(The Escanaba Daily, Tuesday, 09 August 1938)
1938 – HITLER’S FASCISTS ATTEMPT BUT FAIL TO TAKE HAITI THROUGH GENEROUS DEVELOPMENT LOANS
(The Courier Journal, 31 July, 1938)
AUGUST 1941 – NAZIS OUST HAITIANS OUT OF GERMANY
By 1941, Haiti’s diplomatic relationship with a fascist Nazi Germany became simply untenable. Given Haiti’s relationship with the United States, as well as, its relationship with France which had been invaded by the Nazis in May 1940, there was clearly no amount of diplomacy which would have kept international relations going as a bitter bloody war was now raging.
By June 10, the French government had left Paris. By June 14, 1940, the Germans occupied the city of Paris. Despite this, Haiti maintained diplomatic ties with the Nazi government until August 1941. Both countries expelled each-other’s diplomats.

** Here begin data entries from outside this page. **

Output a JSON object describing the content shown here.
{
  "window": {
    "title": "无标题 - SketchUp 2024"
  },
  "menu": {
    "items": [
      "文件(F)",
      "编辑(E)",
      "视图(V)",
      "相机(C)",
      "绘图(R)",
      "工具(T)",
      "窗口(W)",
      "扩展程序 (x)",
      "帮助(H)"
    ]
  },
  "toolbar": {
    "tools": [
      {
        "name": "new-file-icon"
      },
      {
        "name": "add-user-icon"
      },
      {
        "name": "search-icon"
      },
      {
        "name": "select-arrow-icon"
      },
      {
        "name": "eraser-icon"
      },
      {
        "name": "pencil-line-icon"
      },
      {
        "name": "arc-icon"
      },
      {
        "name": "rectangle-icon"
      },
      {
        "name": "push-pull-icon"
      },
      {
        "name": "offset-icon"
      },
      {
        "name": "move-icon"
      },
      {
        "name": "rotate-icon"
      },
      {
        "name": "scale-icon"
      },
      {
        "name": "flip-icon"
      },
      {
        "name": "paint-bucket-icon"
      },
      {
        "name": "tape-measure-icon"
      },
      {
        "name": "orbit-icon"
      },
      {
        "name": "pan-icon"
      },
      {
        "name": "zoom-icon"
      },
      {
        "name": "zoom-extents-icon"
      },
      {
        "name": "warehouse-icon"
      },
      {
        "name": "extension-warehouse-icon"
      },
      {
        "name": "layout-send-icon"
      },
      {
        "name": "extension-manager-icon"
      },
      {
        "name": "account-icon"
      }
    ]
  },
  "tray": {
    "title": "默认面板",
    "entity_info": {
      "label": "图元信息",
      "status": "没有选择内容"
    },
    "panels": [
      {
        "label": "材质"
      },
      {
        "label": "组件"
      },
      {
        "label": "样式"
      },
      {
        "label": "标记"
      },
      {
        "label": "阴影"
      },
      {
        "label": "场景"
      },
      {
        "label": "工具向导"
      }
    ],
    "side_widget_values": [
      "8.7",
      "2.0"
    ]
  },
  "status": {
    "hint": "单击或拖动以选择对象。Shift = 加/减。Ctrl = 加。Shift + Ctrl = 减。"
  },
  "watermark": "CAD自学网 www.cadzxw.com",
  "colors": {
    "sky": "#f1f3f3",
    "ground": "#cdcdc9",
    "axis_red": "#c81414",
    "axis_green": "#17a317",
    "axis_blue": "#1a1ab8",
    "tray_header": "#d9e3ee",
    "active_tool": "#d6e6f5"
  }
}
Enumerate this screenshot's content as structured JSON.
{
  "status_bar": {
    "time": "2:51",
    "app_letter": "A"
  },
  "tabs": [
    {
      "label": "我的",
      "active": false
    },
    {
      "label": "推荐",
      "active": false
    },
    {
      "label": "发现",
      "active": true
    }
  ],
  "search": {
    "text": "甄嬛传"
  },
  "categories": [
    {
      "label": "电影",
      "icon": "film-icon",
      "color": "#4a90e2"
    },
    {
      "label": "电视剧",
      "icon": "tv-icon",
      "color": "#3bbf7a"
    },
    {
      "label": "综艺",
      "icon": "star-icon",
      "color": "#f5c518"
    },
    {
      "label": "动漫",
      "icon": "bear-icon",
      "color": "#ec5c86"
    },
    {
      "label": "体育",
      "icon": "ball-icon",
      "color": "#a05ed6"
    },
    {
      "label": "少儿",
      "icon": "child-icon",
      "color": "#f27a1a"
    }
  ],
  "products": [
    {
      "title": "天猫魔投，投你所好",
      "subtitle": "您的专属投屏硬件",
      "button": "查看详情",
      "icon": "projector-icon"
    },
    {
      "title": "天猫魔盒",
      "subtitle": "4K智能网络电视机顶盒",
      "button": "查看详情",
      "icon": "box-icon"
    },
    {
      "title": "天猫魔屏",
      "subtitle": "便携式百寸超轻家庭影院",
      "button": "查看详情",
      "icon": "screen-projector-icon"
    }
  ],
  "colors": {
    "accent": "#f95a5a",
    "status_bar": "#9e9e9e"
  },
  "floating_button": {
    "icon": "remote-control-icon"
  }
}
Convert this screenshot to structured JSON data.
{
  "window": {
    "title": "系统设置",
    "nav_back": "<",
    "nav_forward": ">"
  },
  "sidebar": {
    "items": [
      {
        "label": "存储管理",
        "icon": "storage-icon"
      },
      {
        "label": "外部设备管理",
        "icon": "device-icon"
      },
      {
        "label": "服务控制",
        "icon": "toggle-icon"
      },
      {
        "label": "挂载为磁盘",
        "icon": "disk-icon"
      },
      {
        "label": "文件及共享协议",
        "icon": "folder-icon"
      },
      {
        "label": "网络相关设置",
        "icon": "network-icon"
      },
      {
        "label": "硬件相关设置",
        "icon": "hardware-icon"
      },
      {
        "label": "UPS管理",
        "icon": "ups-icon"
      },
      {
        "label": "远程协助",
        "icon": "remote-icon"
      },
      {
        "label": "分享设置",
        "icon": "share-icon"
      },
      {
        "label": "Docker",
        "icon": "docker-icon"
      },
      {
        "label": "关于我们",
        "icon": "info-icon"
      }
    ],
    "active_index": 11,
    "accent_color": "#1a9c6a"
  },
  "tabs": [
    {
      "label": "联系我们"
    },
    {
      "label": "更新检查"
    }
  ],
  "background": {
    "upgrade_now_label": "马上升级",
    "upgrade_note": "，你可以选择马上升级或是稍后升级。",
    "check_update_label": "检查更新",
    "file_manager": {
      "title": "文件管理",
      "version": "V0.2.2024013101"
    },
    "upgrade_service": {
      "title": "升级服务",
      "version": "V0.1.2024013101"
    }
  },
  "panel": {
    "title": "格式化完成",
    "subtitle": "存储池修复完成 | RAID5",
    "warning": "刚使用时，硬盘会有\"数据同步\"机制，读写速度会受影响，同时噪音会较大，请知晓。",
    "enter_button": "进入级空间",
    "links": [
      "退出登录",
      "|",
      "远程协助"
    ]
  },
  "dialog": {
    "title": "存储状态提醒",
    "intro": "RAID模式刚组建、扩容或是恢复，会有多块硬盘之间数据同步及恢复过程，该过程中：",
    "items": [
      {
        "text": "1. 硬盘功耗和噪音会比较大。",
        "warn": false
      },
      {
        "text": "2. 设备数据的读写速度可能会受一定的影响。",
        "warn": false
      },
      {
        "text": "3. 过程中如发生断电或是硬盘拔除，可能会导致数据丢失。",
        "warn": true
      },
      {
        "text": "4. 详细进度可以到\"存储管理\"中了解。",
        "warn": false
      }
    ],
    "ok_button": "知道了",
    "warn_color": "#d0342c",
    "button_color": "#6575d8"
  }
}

(Honolulu Bulletin, Monday 25 August, 1941)
(Los Angeles Times, Tuesday, August 26, 1941)